When a business party wants to expand the business to new national or international markets, franchising is one way to do it. When two parties enter into a franchise agreement, the contract will determine the allocation of risk and earnings. Due to the franchisee being the risk averse party in the partnership and the franchisor being risk neutral, conventional franchise contracts have some imbalances since the franchisee holds all the risks. Studies have shown that the introduction of real options in other types of agreements can reduce the real option’s owner’s risk of expanding to new markets, by giving the owner the right to take over or abandon a (newly established) business after a giving period. This thesis studies how the introduction of real options can contribute to reach strategic contracting between the parties, and what effect it may have on the franchise parties’ risk and profit opportunities. In particular, the reciprocal use of real options – where there is an exchange of call and put options between the franchisor and franchisee – can improve the allocation of risks and earnings in the franchising agreement. The study is based on the business law method that combines economic and legal perspectives, using economic theories to qualify the content of a legal franchise contract. Thus, it is analyzed which legal safeguards Danish franchise agreements possess and how the introduction of real options will affect the franchise parties’ incentives. It is concluded that both franchise parties have the opportunity to improve the partnership by introducing real option reciprocity into their franchise partnership despite the increased transaction cost. This is seen by an increase in the franchisor’s expected payoff and utility as well as in the franchisee’s expected utility (depending on the specific structure of the real options). Furthermore, implementation of real options eliminates many of the complications identified in conventional contracting. Such improvements give both parties an incentive to introduce real options due to the different risk preferences of the franchise parties. Additionally, the authors touch upon how alternative clauses can improve the contract in terms of reaching strategic contracting, however, this will again add additional transactional costs.
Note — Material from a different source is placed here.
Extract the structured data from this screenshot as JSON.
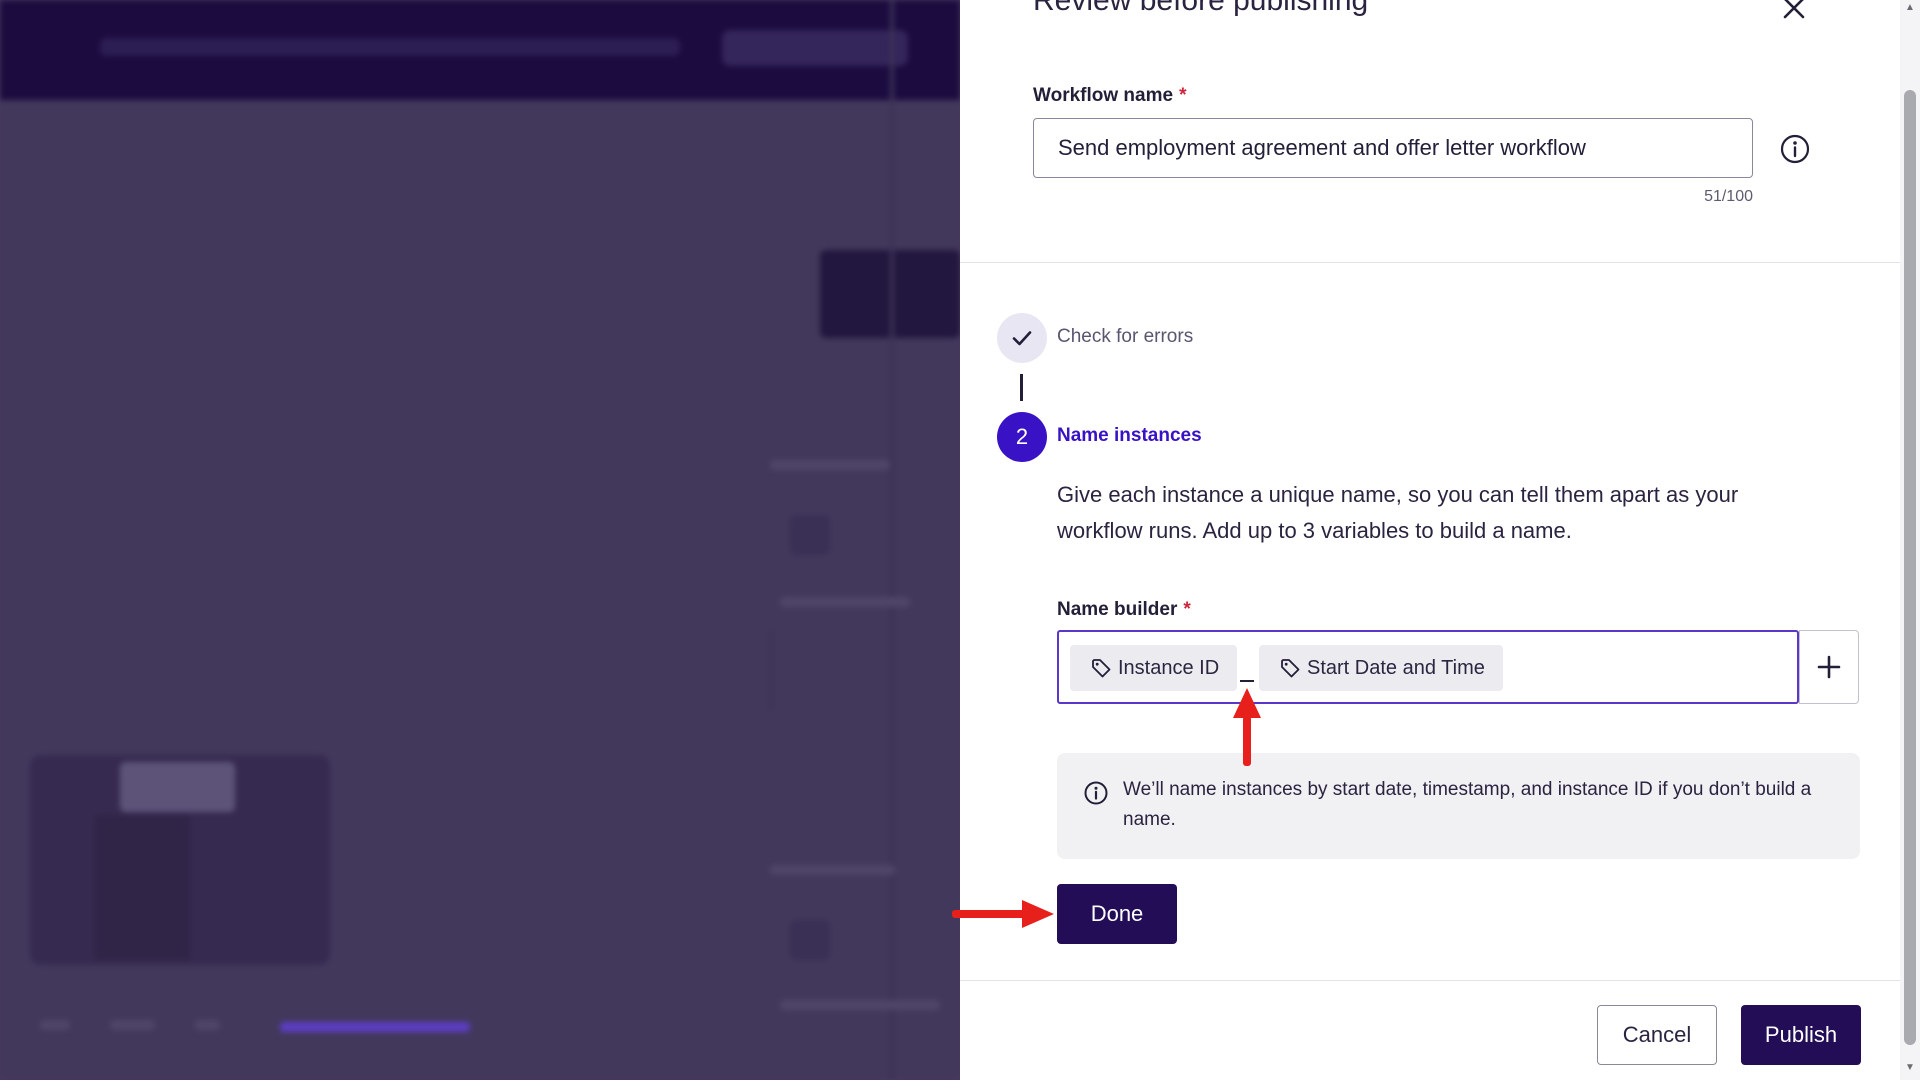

|Educations||MSc in Commercial Law, (Graduate Programme) Final Thesis|
|Number of pages||124|
|Supervisors||Bent Petersen & Kim Østergaard|